Every year as the holidays approach, the inevitable panic sets in. As sure as my neighbour's 37 light-up inflatable snow globes will be shining in my bedroom window at midnight, I'll also find myself frozen in fear at the thought out "getting it all done." And surely "getting it all done" is not the spirit or point of the season, no matter which holiday you enjoy/endure with your family.
I lay awake somewhere mid-month and wonder if I will have the time (and money) for the many traditions I’ve started (and stopped, and then restarted again) over the years. Can I fit in all the baking and gift-exchanges? Do I have enough time and money to give to charitable causes between my party hosting duties and even more baking? Can I get it all done without standing in a three-hour line at the liquor store crying into an empty wallet?
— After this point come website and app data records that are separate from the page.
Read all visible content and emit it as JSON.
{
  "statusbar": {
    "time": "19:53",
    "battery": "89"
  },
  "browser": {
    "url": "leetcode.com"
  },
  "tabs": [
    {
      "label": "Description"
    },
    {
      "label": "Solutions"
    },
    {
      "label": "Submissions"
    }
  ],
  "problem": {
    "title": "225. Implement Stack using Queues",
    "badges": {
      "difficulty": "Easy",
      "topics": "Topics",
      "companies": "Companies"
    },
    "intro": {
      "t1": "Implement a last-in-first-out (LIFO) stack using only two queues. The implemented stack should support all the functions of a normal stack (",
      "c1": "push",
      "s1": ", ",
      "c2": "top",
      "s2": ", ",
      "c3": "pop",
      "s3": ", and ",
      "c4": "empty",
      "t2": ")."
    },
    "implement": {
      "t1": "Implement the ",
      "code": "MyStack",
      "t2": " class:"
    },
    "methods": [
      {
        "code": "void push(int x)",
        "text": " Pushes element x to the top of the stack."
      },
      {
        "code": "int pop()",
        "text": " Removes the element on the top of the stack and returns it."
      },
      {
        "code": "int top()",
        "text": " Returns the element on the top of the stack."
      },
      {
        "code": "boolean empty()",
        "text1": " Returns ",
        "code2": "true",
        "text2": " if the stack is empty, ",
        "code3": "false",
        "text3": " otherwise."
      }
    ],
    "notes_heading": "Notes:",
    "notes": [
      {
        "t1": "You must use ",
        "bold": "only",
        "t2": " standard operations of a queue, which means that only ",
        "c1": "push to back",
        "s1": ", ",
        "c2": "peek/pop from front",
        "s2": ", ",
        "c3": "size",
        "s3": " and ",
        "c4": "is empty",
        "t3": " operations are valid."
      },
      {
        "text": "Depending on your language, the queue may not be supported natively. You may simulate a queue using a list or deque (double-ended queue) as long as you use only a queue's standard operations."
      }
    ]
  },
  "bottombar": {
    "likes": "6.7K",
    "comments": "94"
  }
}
It often feels like too much, but somehow it still feels like it's never enough. It’s time to reexamine the what and why of the season, so I asked my kids and partner what they enjoy most about the holidays, and my wallet and I were pleasantly surprised. High on the list for must do’s were our annual Christmas get-together with friends, donating to our chosen charities, and spending time doing something together. Since all of these activities appeal to my no-malls in December philosophy, I was on board. When we were invited again this year to see a Ross Petty Production of his annual holiday pantomime show, we were in with a hard yes, and I think this year's production of Sleeping Beauty ranks near best yet. Pantomime theatrical tradition means a break with the "fourth wall" between audience and performers, and the interaction was so fun to watch in this year’s musical, especially given the much-appreciated feminist twist on Sleeping Beauty (spoiler: this is no damsel in distress story, which my 17 year-old fabulous and fierce daughter loudly applauded.) It’s layered and nuanced and that’s what pantomime is all about - each member of my family was able to enjoy the same show but in a personalized way.
I’ve been baking mediocre holiday cookies every year for a few years, but Ross Petty has been producing amazing musical shows since 1986. He's been writing, producing, and starring (sometimes all three at once!) and bringing fun to families and theatre-goers for three decades. Petty knows what works - and the hilarious bending of traditional fairy tales in each annual performance more than hits the mark. My partner and I loved the on-point Canadiana and topical humour, and the kids loved the fact that not only is singing and loud booing at the show's villain tolerated, it is outright encouraged. No worries about keeping squirmy bums quiet in seats here; this is the perfect place for an introduction to theatre and one where children's presence is honoured. Every time we’ve come to the annual pantomime, before we’ve even exited the aisle, my son turns to me and exclaims, “I wonder what they’ll do next year!”
You also have the opportunity to give back by attending; this year you are invited to bring a gently used winter coat for donation to Sleep Country Canada’s “Give a Kid a Coat” campaign at the theatre. Keeping kids warm by providing coats for those who need them this season is a great expression of charitable spirit, so check your closets!
Sleeping Beauty runs at Toronto's Elgin Theatre from November 25 until January 7, 2017, and because it's theatre, you can actually sit down. Almost all of my favourite activities are done from a seated position, and any chance you get to sit for a few hours during December should be welcomed.
Disclosure: My family and I were provided with tickets to see Ross Petty Production's Sleeping Beauty at the Elgin Theatre in Toronto. It's a don't miss for families, and that opinion gets a resounding "preach!" from all members of my family. You should go. And here; We'll make it easy for you: Readers get a discount, and you can purchase tickets for only $59 by using the online code FANTASY.